The effort to repeal the federal estate tax — a campaign for which Seattle Times publisher Frank Blethen has been a leading national voice — was a prime example for Gore of what he said are the country’s wrong-headed priorities.

Gore suggested people balance that against health care for all Americans.

“Which of these is more significant to the fate of our republic?” Gore asked. “Which has received the most air time and the most political attention and the most political speech and fervor and the passion of its advocates on the floor of the Congress? The estate tax.” He said advocates refer to the tax as the death tax because “a brand is essential.”

Gore sees hope in the Internet. But he said freedom of the Web is threatened and people should worry about protecting Internet freedom just as the country’s founders worried about freedom of the press.

Monday night’s event sold out in minutes, reflecting the surge in Gore’s popularity after his documentary, “An Inconvenient Truth,” won an Academy Award and cemented his place as a leading environmental champion.

Outside Town Hall, several people circulated petitions to draft Gore into the race. He made no mention of the presidential campaign.

Gore’s reluctance to say he won’t run — as opposed to his stock answer that he’s not running — has created a phenomenon among Democratic voters of settling now on a starter candidate who would be left behind if Gore, the trophy candidate, enters the race.
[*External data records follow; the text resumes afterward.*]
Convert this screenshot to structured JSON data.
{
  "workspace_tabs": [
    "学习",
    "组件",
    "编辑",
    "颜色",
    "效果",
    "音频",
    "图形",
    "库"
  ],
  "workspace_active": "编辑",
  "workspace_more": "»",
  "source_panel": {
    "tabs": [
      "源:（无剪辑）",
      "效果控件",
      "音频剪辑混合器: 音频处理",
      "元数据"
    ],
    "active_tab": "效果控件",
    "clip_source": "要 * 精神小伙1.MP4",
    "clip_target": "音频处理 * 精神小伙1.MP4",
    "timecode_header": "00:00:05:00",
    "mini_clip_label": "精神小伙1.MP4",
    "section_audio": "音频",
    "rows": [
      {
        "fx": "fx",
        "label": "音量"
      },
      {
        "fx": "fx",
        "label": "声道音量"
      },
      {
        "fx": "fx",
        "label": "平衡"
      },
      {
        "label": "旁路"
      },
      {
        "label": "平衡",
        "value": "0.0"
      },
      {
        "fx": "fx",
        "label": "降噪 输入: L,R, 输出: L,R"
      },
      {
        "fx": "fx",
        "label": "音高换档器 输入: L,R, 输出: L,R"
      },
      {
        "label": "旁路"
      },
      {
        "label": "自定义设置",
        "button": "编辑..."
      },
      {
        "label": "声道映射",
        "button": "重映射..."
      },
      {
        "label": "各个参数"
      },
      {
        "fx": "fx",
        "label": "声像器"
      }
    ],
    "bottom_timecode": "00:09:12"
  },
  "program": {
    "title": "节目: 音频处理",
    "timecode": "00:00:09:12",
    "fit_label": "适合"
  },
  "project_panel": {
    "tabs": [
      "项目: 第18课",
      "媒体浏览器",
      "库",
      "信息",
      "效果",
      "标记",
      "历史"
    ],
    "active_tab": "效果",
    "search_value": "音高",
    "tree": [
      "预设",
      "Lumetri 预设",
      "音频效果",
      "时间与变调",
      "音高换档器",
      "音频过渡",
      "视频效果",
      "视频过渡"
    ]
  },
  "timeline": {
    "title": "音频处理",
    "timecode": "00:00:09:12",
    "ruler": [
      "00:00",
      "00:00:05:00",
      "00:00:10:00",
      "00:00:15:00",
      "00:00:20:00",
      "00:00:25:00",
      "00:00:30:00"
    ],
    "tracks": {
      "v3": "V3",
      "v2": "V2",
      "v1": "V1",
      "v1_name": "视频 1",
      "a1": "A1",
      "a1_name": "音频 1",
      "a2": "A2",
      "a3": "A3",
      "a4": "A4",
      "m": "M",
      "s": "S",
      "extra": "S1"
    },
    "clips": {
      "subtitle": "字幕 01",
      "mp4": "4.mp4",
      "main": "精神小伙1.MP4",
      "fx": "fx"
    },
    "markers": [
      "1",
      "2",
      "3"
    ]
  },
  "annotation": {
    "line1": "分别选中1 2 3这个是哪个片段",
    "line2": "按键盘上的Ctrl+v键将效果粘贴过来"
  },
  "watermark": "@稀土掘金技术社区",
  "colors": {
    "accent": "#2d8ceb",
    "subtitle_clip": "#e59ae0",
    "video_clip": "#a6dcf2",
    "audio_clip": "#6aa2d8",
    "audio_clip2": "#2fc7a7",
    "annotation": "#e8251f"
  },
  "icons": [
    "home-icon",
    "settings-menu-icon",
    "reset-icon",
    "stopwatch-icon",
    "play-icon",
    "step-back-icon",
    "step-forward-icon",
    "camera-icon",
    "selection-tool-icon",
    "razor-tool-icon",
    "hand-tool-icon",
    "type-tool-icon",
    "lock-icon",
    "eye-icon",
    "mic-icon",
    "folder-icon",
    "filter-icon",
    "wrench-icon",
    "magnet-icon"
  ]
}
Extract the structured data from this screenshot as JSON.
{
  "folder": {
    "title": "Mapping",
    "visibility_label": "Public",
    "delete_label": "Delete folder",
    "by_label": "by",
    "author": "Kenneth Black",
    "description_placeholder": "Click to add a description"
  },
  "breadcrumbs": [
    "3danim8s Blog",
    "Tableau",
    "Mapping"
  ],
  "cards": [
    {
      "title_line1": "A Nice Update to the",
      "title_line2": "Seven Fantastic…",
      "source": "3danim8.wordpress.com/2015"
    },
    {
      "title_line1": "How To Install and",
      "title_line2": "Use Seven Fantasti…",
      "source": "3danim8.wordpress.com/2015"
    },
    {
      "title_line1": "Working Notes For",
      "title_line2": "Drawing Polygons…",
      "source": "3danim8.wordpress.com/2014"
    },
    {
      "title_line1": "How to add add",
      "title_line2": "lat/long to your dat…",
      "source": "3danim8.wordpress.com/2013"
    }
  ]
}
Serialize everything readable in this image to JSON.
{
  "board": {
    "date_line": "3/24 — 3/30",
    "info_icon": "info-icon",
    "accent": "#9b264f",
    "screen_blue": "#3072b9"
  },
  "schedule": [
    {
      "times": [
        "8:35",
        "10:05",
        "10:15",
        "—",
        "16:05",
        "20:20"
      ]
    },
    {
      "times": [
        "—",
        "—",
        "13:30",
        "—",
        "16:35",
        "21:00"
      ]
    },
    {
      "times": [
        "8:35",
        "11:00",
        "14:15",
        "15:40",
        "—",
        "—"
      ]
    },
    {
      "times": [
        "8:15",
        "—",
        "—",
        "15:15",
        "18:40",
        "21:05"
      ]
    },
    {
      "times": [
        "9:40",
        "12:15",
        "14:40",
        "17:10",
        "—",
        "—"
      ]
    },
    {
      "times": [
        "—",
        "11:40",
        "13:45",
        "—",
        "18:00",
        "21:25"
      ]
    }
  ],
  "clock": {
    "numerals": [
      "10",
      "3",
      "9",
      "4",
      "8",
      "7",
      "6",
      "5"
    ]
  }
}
“I, personally, have one foot in the Obama camp,” said Dean Falvy, a Seattle attorney who was working the line outside Town Hall with “draft Gore” petitions.

Congressman Adam Smith, D-Tacoma, an early and ardent backer of Sen. Barack Obama, said he thinks it’s a myth that there are a lot of Democrats waiting to see if Gore will run.

“Democrats are satisfied with the field,” Smith said, citing polls that show 85 percent of Democrats say they are happy with the current crop.

Smith isn’t worried about the Gore effect. “First of all, Al Gore is not going to run for president,” he says.

But there are some well-connected Democrats who want to make sure. Smith said Congressman Norm Dicks, D-Bremerton, a close friend of Gore’s, won’t commit to a candidate until Gore says something definitive.

Congressman Jim McDermott, D-Seattle, wants Gore to run and thinks he may still get in the race. McDermott believes that, in part, because “it’s the nature of politicians.”